Over the next four years, EnviroLab Asia will focus on “Environmental Infrastructures in Asia: Nature, Networks, and People in the Anthropocene” and will feature four annual clinic trips to various destinations in Asia. The first one – to Thailand and Vietnam – took place in January 2018. The trip focused on infrastructure and power, trans-boundaries and governance, agency and built environment as well as performance art and resilience.

“In Vietnam, students explored organic farming from a policy perspective. In Chanthaburi, Thailand, they learned about the effectiveness of mangroves as an filter effluent from shrimp farms and also created a musical/theatre piece with colleagues from the Burapha University Music and Performing Arts department, the Burapha Marine Technology group and even the local workers of the shrimp farms,” added Professor McAdoo.

For many of the participants, the chances to interact with a range of stakeholders in the local sites, such as local scholars and students, Non-Governmental Organisations (NGOs), businesses and artists, cemented the experiential learning of the programme and impacted them immensely.

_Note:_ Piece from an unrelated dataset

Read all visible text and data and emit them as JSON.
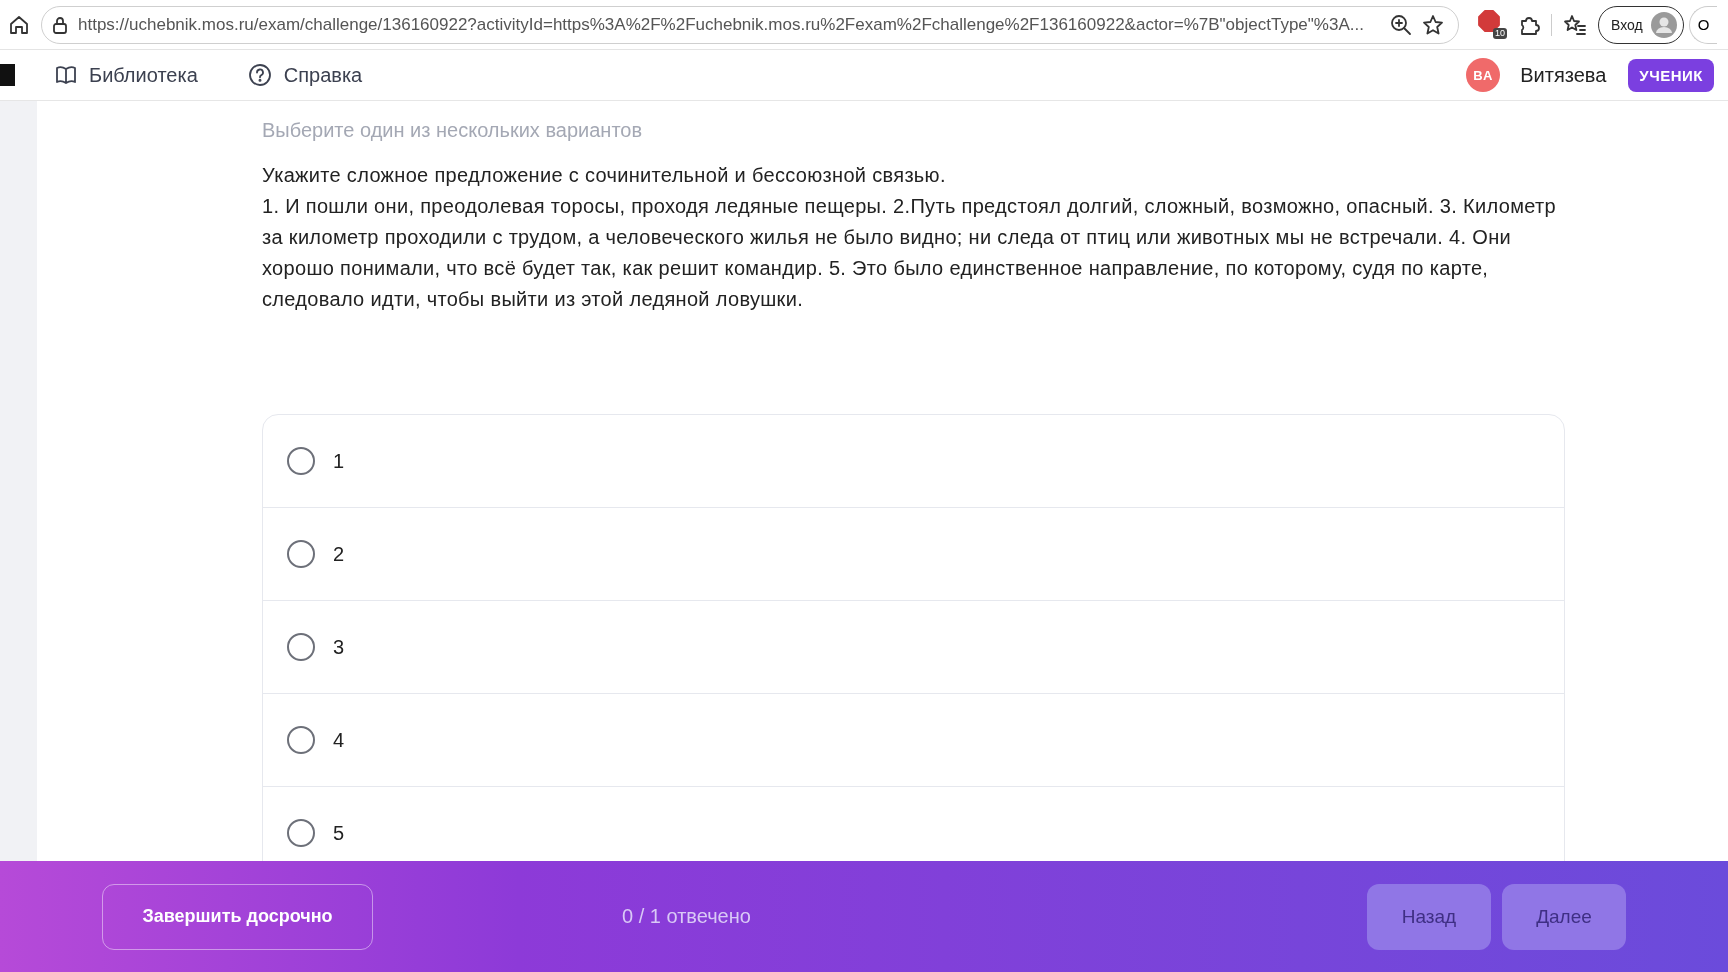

Samen Yasar (Class of 2021) who hails from Bangladesh, is one of the participants. “My greatest takeaway from the trip was the realisation of the massive similarities between the Vietnamese culture and Bangladeshi culture. The socio-cultural and environmental problems that the average Vietnamese people face are very similar to what Bangladeshis face too. I believe more intercultural engagement between the people of the two countries would help us a lot in our common goal of dealing with problems like climate change, sea level rise, salinity intrusion, overpopulation, mangrove destruction and etc.”

Another participant of the trip, Regina Veronica Vanda (Class of 2021) shared, “Nature and culture develop in an intricately interdependent manner. When chemical warfare was used in the Vietnam war and mangrove forests were destroyed, the livelihood of people was not spared. When mangroves are destroyed, food security will be challenged and the poorest made vulnerable. Nonetheless, in this trip I have witnessed the coming together of the community to restore mangrove forests, and thus, visible and rapid recovery to bolster the resilience of the community to environmental and social hazards is evident. Simultaneously, environmental consciousness is growing among Vietnamese, especially those whose lives are directly affected by environmental changes in the rural areas.”

In addition to learning about environmental issues, the communication opportunities she had with the stakeholders also reinforced Regina’s personal interest in environmental communication. “I am interested in environmental communication through photojournalism. I have a website called Lens On in which I curate photos and write articles about diverse ideas for sustainable development in Singapore and the region. The experience of speaking to locals and learning critically about their initiatives has also helped me hone my ethnographic skills which is crucial to effective environmental communication.”

The next three clinic trips will be to Japan in 2019, Korea in 2020 and China in 2021. Each of the Envirolab Asia trips and associated research will be conducted in close cooperation with Yale-NUS, local universities and organisations, as participants explore themes ranging from the intersection of nature, nuclear history and infrastructure to contested infrastructure and ecological development, agriculture and more.